Working data =
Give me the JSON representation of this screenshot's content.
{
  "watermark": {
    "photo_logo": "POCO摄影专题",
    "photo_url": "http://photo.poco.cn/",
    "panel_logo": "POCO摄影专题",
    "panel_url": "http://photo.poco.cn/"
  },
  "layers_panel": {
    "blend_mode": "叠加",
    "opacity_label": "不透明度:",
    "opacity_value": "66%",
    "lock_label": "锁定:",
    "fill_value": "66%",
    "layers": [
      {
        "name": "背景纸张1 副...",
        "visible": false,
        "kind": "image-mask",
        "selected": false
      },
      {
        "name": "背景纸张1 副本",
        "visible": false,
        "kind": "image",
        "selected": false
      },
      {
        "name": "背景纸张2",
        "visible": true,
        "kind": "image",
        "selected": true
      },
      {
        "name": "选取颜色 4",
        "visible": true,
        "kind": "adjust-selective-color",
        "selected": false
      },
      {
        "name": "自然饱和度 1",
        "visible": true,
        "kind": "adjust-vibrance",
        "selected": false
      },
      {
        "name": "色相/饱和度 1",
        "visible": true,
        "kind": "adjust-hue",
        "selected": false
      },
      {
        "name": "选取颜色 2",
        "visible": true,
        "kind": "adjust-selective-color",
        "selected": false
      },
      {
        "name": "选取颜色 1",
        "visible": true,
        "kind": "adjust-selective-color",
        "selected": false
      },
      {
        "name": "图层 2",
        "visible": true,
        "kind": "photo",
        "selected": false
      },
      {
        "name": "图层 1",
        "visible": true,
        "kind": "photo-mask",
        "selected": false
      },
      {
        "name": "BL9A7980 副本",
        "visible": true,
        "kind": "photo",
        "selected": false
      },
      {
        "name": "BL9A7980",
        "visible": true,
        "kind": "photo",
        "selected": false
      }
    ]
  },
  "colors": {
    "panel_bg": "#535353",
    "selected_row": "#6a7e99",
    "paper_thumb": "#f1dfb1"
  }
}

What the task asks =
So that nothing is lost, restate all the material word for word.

Expected answer =
Give me the JSON representation of this screenshot's content.
{
  "watermark": {
    "photo_logo": "POCO摄影专题",
    "photo_url": "http://photo.poco.cn/",
    "panel_logo": "POCO摄影专题",
    "panel_url": "http://photo.poco.cn/"
  },
  "layers_panel": {
    "blend_mode": "叠加",
    "opacity_label": "不透明度:",
    "opacity_value": "66%",
    "lock_label": "锁定:",
    "fill_value": "66%",
    "layers": [
      {
        "name": "背景纸张1 副...",
        "visible": false,
        "kind": "image-mask",
        "selected": false
      },
      {
        "name": "背景纸张1 副本",
        "visible": false,
        "kind": "image",
        "selected": false
      },
      {
        "name": "背景纸张2",
        "visible": true,
        "kind": "image",
        "selected": true
      },
      {
        "name": "选取颜色 4",
        "visible": true,
        "kind": "adjust-selective-color",
        "selected": false
      },
      {
        "name": "自然饱和度 1",
        "visible": true,
        "kind": "adjust-vibrance",
        "selected": false
      },
      {
        "name": "色相/饱和度 1",
        "visible": true,
        "kind": "adjust-hue",
        "selected": false
      },
      {
        "name": "选取颜色 2",
        "visible": true,
        "kind": "adjust-selective-color",
        "selected": false
      },
      {
        "name": "选取颜色 1",
        "visible": true,
        "kind": "adjust-selective-color",
        "selected": false
      },
      {
        "name": "图层 2",
        "visible": true,
        "kind": "photo",
        "selected": false
      },
      {
        "name": "图层 1",
        "visible": true,
        "kind": "photo-mask",
        "selected": false
      },
      {
        "name": "BL9A7980 副本",
        "visible": true,
        "kind": "photo",
        "selected": false
      },
      {
        "name": "BL9A7980",
        "visible": true,
        "kind": "photo",
        "selected": false
      }
    ]
  },
  "colors": {
    "panel_bg": "#535353",
    "selected_row": "#6a7e99",
    "paper_thumb": "#f1dfb1"
  }
}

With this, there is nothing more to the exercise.